Myths vs. Facts:MythFactPoison Ivy rash is contagious.Rubbing the rashes won't spread poison ivy to other parts of your body or to another person. You spread the rash only if urushiol oil (the sticky, resinlike substance that causes the rash) has been left on your hands.You can catch poison ivy simply by being near the plantsDirect contact is needed to release urushiol oil. Stay away from forest fires, direct burning, or anything else that can cause the oil to become airborne such as a lawnmower, trimmer, etc.Leaves of three, let them bePoison sumac has 7 to 13 leaves on a branch, although poison ivy and oak have 3 leaves per cluster.Do not worry about dead plantsUrushiol oil stays active on any surface, including dead plants, for up to 5 years.Breaking the blisters releases urushiol oil that can spreadNot true. But your wounds can become infected and you may make the scarring worse. In very extreme cases, excessive fluid may need to be withdrawn by a doctor.I've been in poison ivy many times and never broken out. I'm immune.Not necessarily true. Upwards of 90% of people are allergic to urushiol oil, it's a matter of time and exposure. The more times you are exposed to urushiol, the more likely it is that you will break out with an allergic rash.

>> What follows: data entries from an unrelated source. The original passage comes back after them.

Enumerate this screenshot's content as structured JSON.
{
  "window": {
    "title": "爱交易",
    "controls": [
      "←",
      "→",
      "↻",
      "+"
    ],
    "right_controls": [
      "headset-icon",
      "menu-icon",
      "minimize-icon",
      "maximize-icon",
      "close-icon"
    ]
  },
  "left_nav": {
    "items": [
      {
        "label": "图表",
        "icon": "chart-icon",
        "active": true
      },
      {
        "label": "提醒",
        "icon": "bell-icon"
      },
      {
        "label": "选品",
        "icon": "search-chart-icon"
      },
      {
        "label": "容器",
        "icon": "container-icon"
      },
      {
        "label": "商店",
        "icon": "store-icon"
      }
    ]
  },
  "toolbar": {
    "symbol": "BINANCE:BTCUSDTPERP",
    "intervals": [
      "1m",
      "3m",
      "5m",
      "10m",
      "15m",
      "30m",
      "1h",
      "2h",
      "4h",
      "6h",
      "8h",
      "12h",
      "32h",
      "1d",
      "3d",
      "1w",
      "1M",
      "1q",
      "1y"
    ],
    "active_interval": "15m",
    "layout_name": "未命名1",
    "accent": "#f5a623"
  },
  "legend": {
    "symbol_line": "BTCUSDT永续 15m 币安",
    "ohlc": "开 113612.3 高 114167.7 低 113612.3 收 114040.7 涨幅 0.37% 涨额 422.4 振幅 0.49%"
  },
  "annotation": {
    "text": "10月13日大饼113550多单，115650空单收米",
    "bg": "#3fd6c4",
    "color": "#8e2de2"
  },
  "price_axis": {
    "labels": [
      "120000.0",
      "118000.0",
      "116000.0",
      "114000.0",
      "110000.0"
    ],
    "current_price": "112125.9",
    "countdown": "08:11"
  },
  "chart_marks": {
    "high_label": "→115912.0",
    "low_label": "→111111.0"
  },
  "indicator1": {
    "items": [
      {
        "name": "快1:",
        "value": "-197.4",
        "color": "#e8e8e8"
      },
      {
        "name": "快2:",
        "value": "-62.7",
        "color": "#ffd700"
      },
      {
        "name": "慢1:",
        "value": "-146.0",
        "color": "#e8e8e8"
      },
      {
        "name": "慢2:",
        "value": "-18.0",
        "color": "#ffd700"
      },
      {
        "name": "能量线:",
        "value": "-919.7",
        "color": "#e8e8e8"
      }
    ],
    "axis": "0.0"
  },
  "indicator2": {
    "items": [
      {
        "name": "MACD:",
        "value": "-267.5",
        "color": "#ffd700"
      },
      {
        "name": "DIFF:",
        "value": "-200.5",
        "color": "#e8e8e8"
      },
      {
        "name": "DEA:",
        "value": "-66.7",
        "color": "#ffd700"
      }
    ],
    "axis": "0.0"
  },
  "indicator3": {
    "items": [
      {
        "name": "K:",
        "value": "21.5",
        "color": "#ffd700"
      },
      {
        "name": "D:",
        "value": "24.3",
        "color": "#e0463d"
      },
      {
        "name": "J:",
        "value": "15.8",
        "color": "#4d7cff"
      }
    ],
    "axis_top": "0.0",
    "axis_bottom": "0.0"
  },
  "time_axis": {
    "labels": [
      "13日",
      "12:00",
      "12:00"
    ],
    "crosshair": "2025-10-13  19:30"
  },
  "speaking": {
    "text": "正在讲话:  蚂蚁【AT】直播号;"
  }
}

For the first time sufferer, it generally takes longer for the rash to show up, generally in 7 to 10 days.
- Most common allergy in the country claiming half the population
- Sensitivity to urushiol (the allergen in the plants) can develop at any time.
- Solutions or cures are those that annihilate urushiol.
- Everyone appears to react slightly different to all the remedies.
- Covered by workers compensation in some states.
- First published records of poison ivy in North America date back to 1600s.
- Poison Ivy coined by Captain John Smith in 1609.
- Western Poison Oak discovered by David Douglas (1799-1834) on Vancouver Island.
- People will serious deficiency in cellular (T-cell) immunity such as AIDS patients may not have problems with dermatitis.
This information and more can be found at the Poison Ivy, Oak, and Sumac Information Center: